Birsa and Godnic didn’t want a large imposing LED screen upstage. Instead, they decided to light through a stretched gauze back cloth as a rear visual feature, with a mix of Sunstrips and Robe LEDBeam 100s concealed behind, then revealed for power accents and WOW moments.
Twelve BMFL Blades covered the centre and backlighting with a row along the upstage edge of the stage deck and two behind the set at the sides. Their huge fat beams were great for shooting out into the audience and the powerful projection capabilities helped bring a new dimension to the scenery. Two more at the back of the hall were used as follow spots. Ten MMX WashBeams and 10 more Spiiders on the front and rear trusses were optimised to light the stage, set and orchestra. Twenty-two LEDWash 600s washed and coloured evenly down each side of the venue with another six on the outer two squares, an ideal position to highlight the crosses and the venue’s prominent structural pillars and wash the ceiling.

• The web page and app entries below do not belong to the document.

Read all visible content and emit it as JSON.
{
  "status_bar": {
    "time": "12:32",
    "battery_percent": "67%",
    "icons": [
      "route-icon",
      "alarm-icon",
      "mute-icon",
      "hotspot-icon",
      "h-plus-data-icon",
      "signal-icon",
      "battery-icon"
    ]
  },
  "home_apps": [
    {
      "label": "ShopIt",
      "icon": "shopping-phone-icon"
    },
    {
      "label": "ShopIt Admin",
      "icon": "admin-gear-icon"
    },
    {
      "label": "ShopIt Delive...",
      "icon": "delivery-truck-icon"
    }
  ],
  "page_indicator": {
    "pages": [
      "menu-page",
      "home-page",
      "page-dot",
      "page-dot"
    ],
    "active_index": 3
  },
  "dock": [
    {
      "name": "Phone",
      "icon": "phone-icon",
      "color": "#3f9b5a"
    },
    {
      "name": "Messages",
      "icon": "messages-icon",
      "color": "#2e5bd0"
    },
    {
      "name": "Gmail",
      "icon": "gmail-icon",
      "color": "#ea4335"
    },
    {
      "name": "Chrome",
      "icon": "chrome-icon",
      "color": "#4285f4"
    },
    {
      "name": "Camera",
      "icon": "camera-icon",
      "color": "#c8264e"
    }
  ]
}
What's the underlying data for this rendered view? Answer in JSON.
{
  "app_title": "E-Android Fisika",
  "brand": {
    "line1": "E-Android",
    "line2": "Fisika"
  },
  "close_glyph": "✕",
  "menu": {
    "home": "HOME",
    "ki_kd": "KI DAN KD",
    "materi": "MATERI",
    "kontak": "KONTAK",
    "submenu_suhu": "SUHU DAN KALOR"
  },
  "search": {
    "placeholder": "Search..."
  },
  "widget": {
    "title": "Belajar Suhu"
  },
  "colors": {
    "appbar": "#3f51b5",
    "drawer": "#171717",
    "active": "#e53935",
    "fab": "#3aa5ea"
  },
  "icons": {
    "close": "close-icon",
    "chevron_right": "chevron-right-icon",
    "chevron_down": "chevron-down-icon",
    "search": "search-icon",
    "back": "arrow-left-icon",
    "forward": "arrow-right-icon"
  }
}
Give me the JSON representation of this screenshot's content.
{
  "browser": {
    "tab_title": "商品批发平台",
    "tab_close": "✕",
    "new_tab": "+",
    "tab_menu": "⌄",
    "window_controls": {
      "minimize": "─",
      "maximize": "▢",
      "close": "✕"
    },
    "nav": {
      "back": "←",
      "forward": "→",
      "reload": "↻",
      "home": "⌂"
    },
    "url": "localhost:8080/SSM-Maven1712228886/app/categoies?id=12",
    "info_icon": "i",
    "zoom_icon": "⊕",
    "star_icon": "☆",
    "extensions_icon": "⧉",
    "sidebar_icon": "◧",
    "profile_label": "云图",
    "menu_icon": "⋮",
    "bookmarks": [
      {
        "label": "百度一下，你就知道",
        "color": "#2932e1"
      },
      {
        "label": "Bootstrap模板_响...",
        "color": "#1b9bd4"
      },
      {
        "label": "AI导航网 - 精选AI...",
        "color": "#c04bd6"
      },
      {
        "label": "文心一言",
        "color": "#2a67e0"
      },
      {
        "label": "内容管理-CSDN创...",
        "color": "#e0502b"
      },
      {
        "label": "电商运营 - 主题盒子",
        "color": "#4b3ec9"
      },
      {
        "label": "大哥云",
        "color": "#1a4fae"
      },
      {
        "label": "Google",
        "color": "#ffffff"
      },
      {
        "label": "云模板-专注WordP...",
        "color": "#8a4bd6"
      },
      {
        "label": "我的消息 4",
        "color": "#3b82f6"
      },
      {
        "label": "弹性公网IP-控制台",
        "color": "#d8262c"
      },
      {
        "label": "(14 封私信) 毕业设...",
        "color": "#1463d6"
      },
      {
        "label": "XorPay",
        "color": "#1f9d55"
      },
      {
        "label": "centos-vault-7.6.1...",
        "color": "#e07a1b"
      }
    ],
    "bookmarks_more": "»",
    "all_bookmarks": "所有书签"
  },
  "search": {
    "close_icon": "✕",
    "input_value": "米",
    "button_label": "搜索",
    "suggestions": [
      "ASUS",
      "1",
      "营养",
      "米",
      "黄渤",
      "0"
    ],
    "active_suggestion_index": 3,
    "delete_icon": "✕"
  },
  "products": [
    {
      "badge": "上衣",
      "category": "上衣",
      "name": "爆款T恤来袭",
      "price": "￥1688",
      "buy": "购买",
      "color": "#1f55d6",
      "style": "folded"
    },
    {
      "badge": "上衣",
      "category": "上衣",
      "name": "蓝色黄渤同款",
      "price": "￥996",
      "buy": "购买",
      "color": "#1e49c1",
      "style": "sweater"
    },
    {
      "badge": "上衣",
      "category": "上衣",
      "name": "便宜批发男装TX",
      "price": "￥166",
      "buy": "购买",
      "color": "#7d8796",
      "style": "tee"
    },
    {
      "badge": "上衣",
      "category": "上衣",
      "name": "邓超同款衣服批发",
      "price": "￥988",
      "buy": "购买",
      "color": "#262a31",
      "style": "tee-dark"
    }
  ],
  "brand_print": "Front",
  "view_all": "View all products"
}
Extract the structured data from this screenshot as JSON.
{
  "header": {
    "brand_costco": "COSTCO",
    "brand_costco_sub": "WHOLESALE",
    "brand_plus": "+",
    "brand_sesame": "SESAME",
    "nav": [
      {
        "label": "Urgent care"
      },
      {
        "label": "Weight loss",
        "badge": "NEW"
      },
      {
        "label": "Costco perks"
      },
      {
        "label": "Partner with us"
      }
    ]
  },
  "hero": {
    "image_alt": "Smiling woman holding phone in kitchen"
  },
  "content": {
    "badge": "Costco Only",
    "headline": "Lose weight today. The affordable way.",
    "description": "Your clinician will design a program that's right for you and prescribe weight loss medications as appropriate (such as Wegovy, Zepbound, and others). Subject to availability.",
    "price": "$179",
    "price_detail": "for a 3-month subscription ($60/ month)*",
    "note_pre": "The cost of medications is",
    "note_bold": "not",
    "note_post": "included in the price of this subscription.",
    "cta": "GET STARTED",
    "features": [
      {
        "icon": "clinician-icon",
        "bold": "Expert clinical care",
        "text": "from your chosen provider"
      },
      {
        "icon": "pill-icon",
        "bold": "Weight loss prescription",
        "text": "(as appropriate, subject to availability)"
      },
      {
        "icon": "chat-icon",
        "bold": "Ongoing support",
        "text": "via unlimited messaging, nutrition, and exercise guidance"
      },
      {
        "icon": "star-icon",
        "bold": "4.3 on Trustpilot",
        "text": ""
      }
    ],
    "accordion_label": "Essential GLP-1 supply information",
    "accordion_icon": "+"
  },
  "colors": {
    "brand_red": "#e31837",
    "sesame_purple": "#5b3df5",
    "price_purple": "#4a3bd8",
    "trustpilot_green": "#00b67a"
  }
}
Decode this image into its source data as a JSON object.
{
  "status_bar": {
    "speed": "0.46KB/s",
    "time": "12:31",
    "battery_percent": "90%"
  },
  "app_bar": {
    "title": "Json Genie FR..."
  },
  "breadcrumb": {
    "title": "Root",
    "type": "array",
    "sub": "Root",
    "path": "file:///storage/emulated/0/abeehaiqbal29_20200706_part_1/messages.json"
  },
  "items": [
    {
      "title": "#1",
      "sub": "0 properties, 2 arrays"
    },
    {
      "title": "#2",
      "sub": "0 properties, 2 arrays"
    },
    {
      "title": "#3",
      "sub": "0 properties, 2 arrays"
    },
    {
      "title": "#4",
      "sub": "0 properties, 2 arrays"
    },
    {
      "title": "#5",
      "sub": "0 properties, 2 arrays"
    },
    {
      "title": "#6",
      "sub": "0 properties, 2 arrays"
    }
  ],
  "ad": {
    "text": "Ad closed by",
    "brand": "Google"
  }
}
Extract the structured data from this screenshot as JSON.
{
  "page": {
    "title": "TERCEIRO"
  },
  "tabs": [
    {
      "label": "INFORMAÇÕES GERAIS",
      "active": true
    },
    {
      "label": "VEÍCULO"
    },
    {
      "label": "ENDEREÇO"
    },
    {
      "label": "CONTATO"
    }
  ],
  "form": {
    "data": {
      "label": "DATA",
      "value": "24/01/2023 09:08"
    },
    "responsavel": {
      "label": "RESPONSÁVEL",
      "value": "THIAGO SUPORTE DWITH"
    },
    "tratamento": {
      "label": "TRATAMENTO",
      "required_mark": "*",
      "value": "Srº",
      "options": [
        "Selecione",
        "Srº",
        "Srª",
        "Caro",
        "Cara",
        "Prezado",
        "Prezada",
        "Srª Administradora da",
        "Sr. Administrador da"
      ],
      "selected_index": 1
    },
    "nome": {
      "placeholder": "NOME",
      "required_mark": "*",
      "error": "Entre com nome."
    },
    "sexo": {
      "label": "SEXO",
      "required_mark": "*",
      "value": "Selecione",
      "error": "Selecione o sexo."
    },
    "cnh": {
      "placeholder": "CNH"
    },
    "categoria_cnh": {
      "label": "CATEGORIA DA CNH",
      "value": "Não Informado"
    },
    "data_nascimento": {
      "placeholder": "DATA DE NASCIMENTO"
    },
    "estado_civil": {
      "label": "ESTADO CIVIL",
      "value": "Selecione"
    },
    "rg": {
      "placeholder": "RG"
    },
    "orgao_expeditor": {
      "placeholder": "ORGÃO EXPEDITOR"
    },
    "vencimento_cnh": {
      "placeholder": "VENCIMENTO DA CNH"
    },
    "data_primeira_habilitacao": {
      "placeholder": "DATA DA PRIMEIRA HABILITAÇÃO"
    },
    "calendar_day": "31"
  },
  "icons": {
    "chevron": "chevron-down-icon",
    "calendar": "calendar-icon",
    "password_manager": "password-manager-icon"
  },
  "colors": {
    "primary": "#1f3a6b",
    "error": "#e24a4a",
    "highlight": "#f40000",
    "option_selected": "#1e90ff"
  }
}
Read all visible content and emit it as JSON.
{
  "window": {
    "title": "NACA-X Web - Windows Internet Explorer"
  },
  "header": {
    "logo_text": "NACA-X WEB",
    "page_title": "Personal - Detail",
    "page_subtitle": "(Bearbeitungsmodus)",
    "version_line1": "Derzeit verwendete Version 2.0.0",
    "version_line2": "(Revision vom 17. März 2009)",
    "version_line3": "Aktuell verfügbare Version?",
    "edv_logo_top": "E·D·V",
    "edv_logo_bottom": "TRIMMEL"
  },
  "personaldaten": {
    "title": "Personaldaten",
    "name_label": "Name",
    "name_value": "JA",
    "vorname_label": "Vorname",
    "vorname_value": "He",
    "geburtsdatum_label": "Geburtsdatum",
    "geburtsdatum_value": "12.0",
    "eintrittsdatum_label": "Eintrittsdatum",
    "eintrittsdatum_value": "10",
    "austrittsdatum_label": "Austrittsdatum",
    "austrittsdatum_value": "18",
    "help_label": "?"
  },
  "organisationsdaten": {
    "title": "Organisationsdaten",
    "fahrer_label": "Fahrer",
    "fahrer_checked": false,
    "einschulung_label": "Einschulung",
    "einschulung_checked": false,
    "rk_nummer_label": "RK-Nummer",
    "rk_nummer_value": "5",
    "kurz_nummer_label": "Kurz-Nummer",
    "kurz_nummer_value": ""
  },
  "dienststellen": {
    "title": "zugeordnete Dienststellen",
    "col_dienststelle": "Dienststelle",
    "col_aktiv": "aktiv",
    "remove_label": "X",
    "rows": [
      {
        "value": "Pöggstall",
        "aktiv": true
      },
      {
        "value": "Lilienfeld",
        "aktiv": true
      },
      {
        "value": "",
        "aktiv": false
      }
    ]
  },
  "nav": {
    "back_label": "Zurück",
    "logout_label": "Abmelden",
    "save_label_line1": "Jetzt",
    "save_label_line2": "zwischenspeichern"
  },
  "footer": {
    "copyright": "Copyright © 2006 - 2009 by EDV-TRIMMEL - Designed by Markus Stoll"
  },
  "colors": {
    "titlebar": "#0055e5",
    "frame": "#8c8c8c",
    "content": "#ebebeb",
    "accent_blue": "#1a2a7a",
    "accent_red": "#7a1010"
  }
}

Fundamental to the lighting and scenography concept succeeding was the desire to fully embrace the building in the show environment, rather than trying to shut it out or mask it off. The PARFect 100s – fitted with 10 and 20 degree diffusion filters – were fitted to the venue’s pillars and spread out over the floor, used for set dressing in conjunction with CycFX 8s. Six CycFX 8s under the stage at the front were used judiciously just enough to give the illusion that the the stage was floating, while other units assisted the PARFects in lighting the inner surfaces of the crosses and the venue’s structural RSJs. Birsa programmed and ran all the lighting on a ChamSys console using a mix of timecode and manual cuing. All of the most complicated sets – mainly the rock bands – he ran manually.
He commented that having the orchestra and a live backing band really added to the vibe with richness and sonic texture, and working with the set for a second time, with all the basics in the console already, gave him a bit more time to experiment with new looks and effects for the cameras.
“Having this many and such a wide variety of Robe fixtures at my fingertips gave me plenty of creative options, so it was down to my programming skills and imagination to be able to deliver 15 completely different looking performances,” he said. All of this looked equally good on camera for TV Director Nejc Levstik as it did live – a lively, animated collage of lighting looks and scenes that also made the space look a lot bigger than it actually was.